For purposes of a state constitutional speedy trial analysis, no presumption of prejudice arises from the delay after the filing of the complaint and before an arrest or formal accusation by indictment or information; rather, the defendant seeking dismissal must affirmatively demonstrate prejudice. However, when the issue of a violation of a statutory time limit arises before trial, prejudice will be presumed unless the prosecution successfully meets its burden of showing good cause for delay. Similarly, because statutes of limitation reflect a legislative construction of the speedy trial guarantee, courts may appropriately conclude that delays between the filing of a complaint and the arrest of a defendant which exceeds the period of limitation applicable to the charged offense are unreasonable and thus presumptively prejudicial. Thus, delays that are uncommonly long may trigger a presumption of prejudice.

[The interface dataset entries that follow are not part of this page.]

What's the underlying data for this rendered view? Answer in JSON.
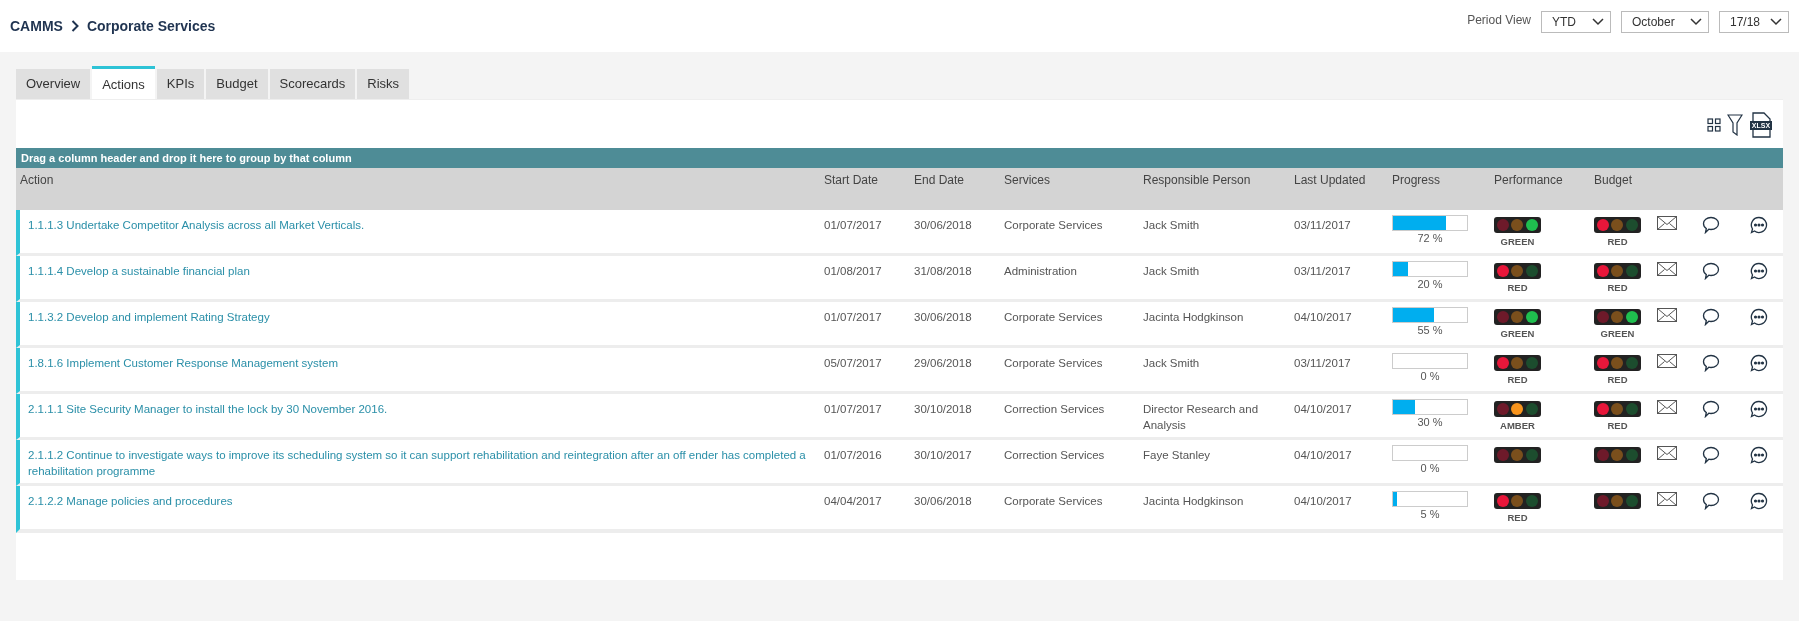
{
  "breadcrumb": [
    {
      "label": "CAMMS"
    },
    {
      "label": "Corporate Services"
    }
  ],
  "period": {
    "label": "Period View",
    "selects": [
      {
        "value": "YTD"
      },
      {
        "value": "October"
      },
      {
        "value": "17/18"
      }
    ]
  },
  "tabs": [
    {
      "label": "Overview",
      "selected": false
    },
    {
      "label": "Actions",
      "selected": true
    },
    {
      "label": "KPIs",
      "selected": false
    },
    {
      "label": "Budget",
      "selected": false
    },
    {
      "label": "Scorecards",
      "selected": false
    },
    {
      "label": "Risks",
      "selected": false
    }
  ],
  "toolbar": {
    "export_label": "XLSX"
  },
  "group_bar": "Drag a column header and drop it here to group by that column",
  "table": {
    "columns": [
      "Action",
      "Start Date",
      "End Date",
      "Services",
      "Responsible Person",
      "Last Updated",
      "Progress",
      "Performance",
      "Budget"
    ],
    "rows": [
      {
        "action": "1.1.1.3 Undertake Competitor Analysis across all Market Verticals.",
        "start": "01/07/2017",
        "end": "30/06/2018",
        "service": "Corporate Services",
        "person": "Jack Smith",
        "updated": "03/11/2017",
        "level": 0.72,
        "percent": "72 %",
        "performance": {
          "red_lit": false,
          "amber_lit": false,
          "green_lit": true,
          "label": "GREEN"
        },
        "budget": {
          "red_lit": true,
          "amber_lit": false,
          "green_lit": false,
          "label": "RED"
        }
      },
      {
        "action": "1.1.1.4 Develop a sustainable financial plan",
        "start": "01/08/2017",
        "end": "31/08/2018",
        "service": "Administration",
        "person": "Jack Smith",
        "updated": "03/11/2017",
        "level": 0.2,
        "percent": "20 %",
        "performance": {
          "red_lit": true,
          "amber_lit": false,
          "green_lit": false,
          "label": "RED"
        },
        "budget": {
          "red_lit": true,
          "amber_lit": false,
          "green_lit": false,
          "label": "RED"
        }
      },
      {
        "action": "1.1.3.2 Develop and implement Rating Strategy",
        "start": "01/07/2017",
        "end": "30/06/2018",
        "service": "Corporate Services",
        "person": "Jacinta Hodgkinson",
        "updated": "04/10/2017",
        "level": 0.55,
        "percent": "55 %",
        "performance": {
          "red_lit": false,
          "amber_lit": false,
          "green_lit": true,
          "label": "GREEN"
        },
        "budget": {
          "red_lit": false,
          "amber_lit": false,
          "green_lit": true,
          "label": "GREEN"
        }
      },
      {
        "action": "1.8.1.6 Implement Customer Response Management system",
        "start": "05/07/2017",
        "end": "29/06/2018",
        "service": "Corporate Services",
        "person": "Jack Smith",
        "updated": "03/11/2017",
        "level": 0,
        "percent": "0 %",
        "performance": {
          "red_lit": true,
          "amber_lit": false,
          "green_lit": false,
          "label": "RED"
        },
        "budget": {
          "red_lit": true,
          "amber_lit": false,
          "green_lit": false,
          "label": "RED"
        }
      },
      {
        "action": "2.1.1.1 Site Security Manager to install the lock by 30 November 2016.",
        "start": "01/07/2017",
        "end": "30/10/2018",
        "service": "Correction Services",
        "person": "Director Research and Analysis",
        "updated": "04/10/2017",
        "level": 0.3,
        "percent": "30 %",
        "performance": {
          "red_lit": false,
          "amber_lit": true,
          "green_lit": false,
          "label": "AMBER"
        },
        "budget": {
          "red_lit": true,
          "amber_lit": false,
          "green_lit": false,
          "label": "RED"
        }
      },
      {
        "action": "2.1.1.2 Continue to investigate ways to improve its scheduling system so it can support rehabilitation and reintegration after an off ender has completed a rehabilitation programme",
        "start": "01/07/2016",
        "end": "30/10/2017",
        "service": "Correction Services",
        "person": "Faye Stanley",
        "updated": "04/10/2017",
        "level": 0,
        "percent": "0 %",
        "performance": {
          "red_lit": false,
          "amber_lit": false,
          "green_lit": false
        },
        "budget": {
          "red_lit": false,
          "amber_lit": false,
          "green_lit": false
        }
      },
      {
        "action": "2.1.2.2 Manage policies and procedures",
        "start": "04/04/2017",
        "end": "30/06/2018",
        "service": "Corporate Services",
        "person": "Jacinta Hodgkinson",
        "updated": "04/10/2017",
        "level": 0.05,
        "percent": "5 %",
        "performance": {
          "red_lit": true,
          "amber_lit": false,
          "green_lit": false,
          "label": "RED"
        },
        "budget": {
          "red_lit": false,
          "amber_lit": false,
          "green_lit": false
        }
      }
    ]
  }
}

It is of utmost importance the attorney working on a matter examines the necessary time periods of arrest, filing, and indictment. At Earl Carter and Associates, we work all the angles to either receive the best deal possible or have the case dismissed. In one of our cases, our client was finally brought in on a 10-year-old warrant. At the arraignment, an oral Serna motion was more than sufficient for the magistrate to dismiss the matter, a drug possession, and a sales case. It is even more important to note that if the matter of speedy trial is not raised, it is therefore waived. The professionals at Earl Carter and Associates handle business similar to this every day so you do not have to, and it has greatly benefited several of our clients.